January 30, 2013

Sparkle, Adoration, Museveni, and Zebra

If you're sitting in Amsterdam or Berlin, looking at a vase of long-stemmed roses (or anticipating such on Valentine's Day), there's a fairly good chance they've come to you from Kenya.  

Flowers, particularly roses, are one of Kenya's biggest agricultural exports, surpassed only by tea (I think).  Apparently the Rift Valley is well-suited for floriculture (yes, it's a word), and the area around Lake Naivasha is dotted with flower-farms.  The exports are too delicate to travel as far as the U.S., but Kenya is one of the biggest flower-suppliers to the E.U.  So much so that after the Icleandic volcano explosion of 2010, Kenya lost millions of US$ daily due to cancelled flights.  For shame, Eyjafjallaj√∂kull!

Before the holidays I tagged along on a friend's work-related trip to one of these farms, because tagging-along is by far the best way to learn and see things you would have never cared about otherwise.  Incidentally, it's also the best way to spend time with vising friends when they're on work-related trips.  

So we made an appointment with a farm just outside of Nairobi, and were given a full tour of the facilities: the factory, the farm, the furry farm animals.

Dozens of different rose varietals with names like "Sparkle" and "Adoration" are bred and grown inside rows of greenhouses.  Separate greenhouses are used to breed small, red, mite-sized pests that look like the ferocious offspring of bedbugs and fleas.  Apparently these red bugs are the good pests who eat the bad pests who destroy flowers.  Thus, the red mites are bred, harvested, transferred to the flower greenhouses, and then washed away before distribution.

Angry red swarms of bio-friends

Peering into harvest jars

After flowers are harvested they're brought to the factory for shucking of thorns, packaging, and shipping.  As you might note from the pesticide-free pest control, the particular farm we visited was very bio-friendly.  No tractors, no fuel, just donkeys named "Museveni" ("This one likes to be a bit aggressive") and "Zebra" ("What do you mean 'identity crisis?'") transporting flowers between venues.  


Thorn shuckin'

In the hours between when they are shucked and the next flight to Berlin, the flowers chill-out in a walk-in refrigerator to keep from blooming prematurely.  Then they're packed on ice and sent to the airport.  If you ever take a factory tour of flower farms in Kenya or elsewhere, bring a parka for the warehouse.  


And the most endearingly-genuine white-board message I've ever seen in a warehouse:

Hence build trust in our customers

Then packaged and shipped, for your Valentine's Day pleasure.

January 21, 2013

Has been trying

Oh, hello.

It's been a while.  I'd like to excuse my lack of updates here by pointing out that I've been out of Kenya for a good chunk of the last month (and didn't want my URL to tell lies), but really I've just been busy.  Or lazy.  But mostly busy.  Mostly.

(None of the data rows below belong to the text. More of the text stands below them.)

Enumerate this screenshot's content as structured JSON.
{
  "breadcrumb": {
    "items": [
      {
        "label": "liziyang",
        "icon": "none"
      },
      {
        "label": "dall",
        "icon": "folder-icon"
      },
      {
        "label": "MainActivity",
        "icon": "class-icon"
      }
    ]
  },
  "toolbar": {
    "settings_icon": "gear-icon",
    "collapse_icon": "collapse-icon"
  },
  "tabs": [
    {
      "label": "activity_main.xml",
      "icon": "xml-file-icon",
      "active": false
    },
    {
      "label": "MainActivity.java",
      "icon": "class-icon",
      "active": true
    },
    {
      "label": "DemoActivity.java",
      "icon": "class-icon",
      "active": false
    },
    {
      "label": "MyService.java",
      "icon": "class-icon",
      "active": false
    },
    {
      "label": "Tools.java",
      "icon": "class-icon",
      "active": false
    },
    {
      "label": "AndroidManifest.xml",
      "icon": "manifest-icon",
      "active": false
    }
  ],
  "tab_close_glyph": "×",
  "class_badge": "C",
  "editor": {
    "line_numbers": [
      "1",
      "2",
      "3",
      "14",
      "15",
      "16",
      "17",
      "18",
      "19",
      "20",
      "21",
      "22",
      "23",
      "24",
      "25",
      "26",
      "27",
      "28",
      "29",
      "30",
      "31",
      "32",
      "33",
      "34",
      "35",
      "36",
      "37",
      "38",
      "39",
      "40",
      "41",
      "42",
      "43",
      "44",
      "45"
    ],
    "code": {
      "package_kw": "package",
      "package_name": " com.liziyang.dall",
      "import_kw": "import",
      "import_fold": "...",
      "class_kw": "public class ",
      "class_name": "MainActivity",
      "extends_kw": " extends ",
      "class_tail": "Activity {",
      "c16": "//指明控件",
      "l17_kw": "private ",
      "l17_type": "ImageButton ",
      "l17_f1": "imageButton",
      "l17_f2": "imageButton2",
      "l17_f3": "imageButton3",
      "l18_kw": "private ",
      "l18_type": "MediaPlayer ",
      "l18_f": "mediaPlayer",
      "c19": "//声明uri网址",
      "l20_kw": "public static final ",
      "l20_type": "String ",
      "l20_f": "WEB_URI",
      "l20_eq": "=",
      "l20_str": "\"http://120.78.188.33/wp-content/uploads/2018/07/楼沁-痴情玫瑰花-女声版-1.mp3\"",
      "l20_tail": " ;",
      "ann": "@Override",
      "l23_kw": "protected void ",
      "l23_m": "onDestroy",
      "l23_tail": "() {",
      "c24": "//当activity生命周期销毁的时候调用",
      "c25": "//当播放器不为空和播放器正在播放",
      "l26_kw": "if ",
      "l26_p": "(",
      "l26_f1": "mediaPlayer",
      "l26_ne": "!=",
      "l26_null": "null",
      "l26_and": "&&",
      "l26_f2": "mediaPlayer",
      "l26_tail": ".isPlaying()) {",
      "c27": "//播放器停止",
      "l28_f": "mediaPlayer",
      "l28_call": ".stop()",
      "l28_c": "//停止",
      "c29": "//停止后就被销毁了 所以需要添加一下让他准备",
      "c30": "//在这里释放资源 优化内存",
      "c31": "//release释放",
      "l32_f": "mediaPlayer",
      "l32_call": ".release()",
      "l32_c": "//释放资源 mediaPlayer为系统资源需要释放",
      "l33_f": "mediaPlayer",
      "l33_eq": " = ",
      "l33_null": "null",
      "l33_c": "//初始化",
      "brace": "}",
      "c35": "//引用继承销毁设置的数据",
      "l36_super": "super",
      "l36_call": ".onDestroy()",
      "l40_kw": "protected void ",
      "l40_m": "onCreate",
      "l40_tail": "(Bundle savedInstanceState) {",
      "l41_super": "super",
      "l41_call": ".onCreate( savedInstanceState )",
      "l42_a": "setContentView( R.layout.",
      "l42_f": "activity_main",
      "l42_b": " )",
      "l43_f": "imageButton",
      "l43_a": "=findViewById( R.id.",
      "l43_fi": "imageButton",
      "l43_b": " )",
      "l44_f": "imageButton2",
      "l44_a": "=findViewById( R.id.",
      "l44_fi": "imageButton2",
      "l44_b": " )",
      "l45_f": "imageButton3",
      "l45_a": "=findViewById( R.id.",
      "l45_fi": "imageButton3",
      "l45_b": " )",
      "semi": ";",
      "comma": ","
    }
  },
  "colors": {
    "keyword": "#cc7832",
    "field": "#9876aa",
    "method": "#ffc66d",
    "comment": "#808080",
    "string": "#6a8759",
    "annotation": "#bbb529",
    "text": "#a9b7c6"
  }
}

And then when too much time passes, the burden of making a post worthy of the delay starts to gain weight.  And you worry that your first post back needs to be 4 times as significant to make-up for the 4 weeks of silence.  But mostly, it's the busy thing.

So let me first clear the slate, zero the scale.  Since I was last here I've been in the Amsterdam airport twice, where sitting inside over-sized china is just another day:

Teacup family.  No big deal. 

I spent Christmas and New Years with family and friends in San Francisco:

San Francisco city hall says, "What war on Christmas?"

Oh, and there was this:

San Francisco in December.  Why would you ever go anywhere else?

And now it's 2013.  Who thought we would have made it this far after the millenium?  (A: Not the Mayans)

And after 3 weeks of the new year I can say- without reserve- that it is no cake-walk.  I've been working until 10pm on weeknights and on Sundays for the past 2 weeks, with another week still to go.  I need to move apartments and will probably lose the swimming pool that I never use but like to know that it's there just in case I ever wanted to.  My manuscript got rejected yesterday, and today I saw my first cockroach in the kitchen.  He was big, and he was in the cupboard where I keep my Christmas chocolate.

January, the month of new beginnings, has been trying.

January has also brought an influx of people to Kenya.  Some are people I know, and some are people I don't know but I'd do well to make the professional acquaintance of.  Some are people who left last year and then reappeared without notice.  Some are staying for 2 weeks; others are staying for 2 months.

And as an unapologetic introvert, even just typing that last paragraph felt exhausting.

I used to think that Nairobi ex-pats who compose their friend group solely of those who have been here for a certain length of time (e.g. >2 years) were cliquish.  But now I can really see it as a preservation tactic.

It's uncommonly difficult to build a life around people you know to be temporary.

But there are still 10 days left in January, and anything can happen.  Perhaps the cockroach will decide that he's overstayed his welcome and that he and his family will have a more fulfilling life in someone else's apartment.